When my mom was dying we took turns sleeping in her room, the family room, and being on-call to administer meds and tend to her needs.  I would close my eyes and picture Ravello.  High above the Italian seas, a mountain town perched on the side of the Amalfi Coast Road, the hotel was up from the town.  And in town, as you descended, there was a cafe that had a checkered front patio, and stone tables with metal chairs.  Umbrellas were distributed unevenly and honestly everyone wanted to sunshine.

I would see it, eyes shut, ears still trying to hear any sound from the hospital bed, and then I’d see my mom.  She’s wearing the white fisherman’s sweater and a pair of mom-jeans, walking shoes.  She’s drinking coffee.  An old Italian man smiles at her and she gives her kind but slightly tight smile back.  The real smile is for family only.

So I see her.  And I try to keep seeing her.  I try to project this into her mind.  ‘You’re in Ravello’ I say over and over again.  Now I don’t know if I actually believe in anything psychic but since it has never been proven I am cautiously optimistic.  Hopefully our brains are that powerful.  And I hope my mom could see what I was willing her to see.  Peace.  Sunshine.  And the most beautiful place we knew.

A dog is a completely different situation, and far easier.  A dog trusts you and accepts love and has no idea what is going to happen.  She knows that she can’t walk very far anymore and she knows the bumps on her are bad, but she can’t understand ‘tumor.’  She knows she trusts us and she knows we have steak for her for dinner every night.  It is simple, a binary relationship.  I can project anything into her sweet, mushy brained head, addled with age and who knows what else.

But it reminds me of how much we want to know and be able to help the dying.  We want them to be able to see something great as their body winds down.  We want it so much we think of it for them, and then we push it into their heads as if we had escaped from Witch Mountain.  I have no idea what my mom wanted to see, and what I was trying to do is tell her to go somewhere better.  Go anywhere you want.  I may not believe in religion but I’ve seen the absence of a person when they die and their body is still there and I’m cautiously optimistic that what was there has left and that some of it, in organic or inorganic form will end up in Ravello.  And Nepenthe.  And a garden in Shaker Heights, and a million other places I never knew about.  First kisses and first books and first words…

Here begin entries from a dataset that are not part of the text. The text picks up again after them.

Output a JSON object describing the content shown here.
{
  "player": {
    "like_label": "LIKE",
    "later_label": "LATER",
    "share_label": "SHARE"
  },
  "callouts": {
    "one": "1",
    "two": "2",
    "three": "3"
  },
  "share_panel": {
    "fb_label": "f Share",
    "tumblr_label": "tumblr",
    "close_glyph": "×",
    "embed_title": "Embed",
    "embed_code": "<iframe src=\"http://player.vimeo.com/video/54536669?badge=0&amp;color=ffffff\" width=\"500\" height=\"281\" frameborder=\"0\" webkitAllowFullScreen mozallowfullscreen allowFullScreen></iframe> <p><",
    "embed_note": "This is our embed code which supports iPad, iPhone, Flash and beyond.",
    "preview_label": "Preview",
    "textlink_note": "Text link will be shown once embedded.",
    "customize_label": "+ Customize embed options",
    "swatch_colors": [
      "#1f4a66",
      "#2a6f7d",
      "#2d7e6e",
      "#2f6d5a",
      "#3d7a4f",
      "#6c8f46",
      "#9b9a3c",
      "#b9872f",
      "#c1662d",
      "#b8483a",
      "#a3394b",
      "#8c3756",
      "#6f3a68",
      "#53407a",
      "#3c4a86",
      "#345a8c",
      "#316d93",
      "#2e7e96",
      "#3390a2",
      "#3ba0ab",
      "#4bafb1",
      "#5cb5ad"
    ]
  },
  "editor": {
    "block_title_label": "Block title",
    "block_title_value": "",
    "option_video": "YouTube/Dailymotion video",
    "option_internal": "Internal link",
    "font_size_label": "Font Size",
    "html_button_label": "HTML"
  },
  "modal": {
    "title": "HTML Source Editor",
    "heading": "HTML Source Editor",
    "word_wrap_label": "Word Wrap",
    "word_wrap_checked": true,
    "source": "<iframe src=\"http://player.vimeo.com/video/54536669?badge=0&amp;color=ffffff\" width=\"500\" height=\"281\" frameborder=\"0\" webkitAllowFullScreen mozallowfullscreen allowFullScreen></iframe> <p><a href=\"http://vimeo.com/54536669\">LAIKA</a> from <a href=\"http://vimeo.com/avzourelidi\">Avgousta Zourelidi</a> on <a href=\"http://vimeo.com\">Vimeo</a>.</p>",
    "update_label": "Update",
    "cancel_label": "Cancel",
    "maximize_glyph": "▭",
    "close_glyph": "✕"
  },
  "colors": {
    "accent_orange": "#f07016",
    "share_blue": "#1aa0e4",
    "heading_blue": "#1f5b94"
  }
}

There is no advice today.  Nothing intelligent to be said.  Just that Everybody Dies and I thank you for not being an asshole.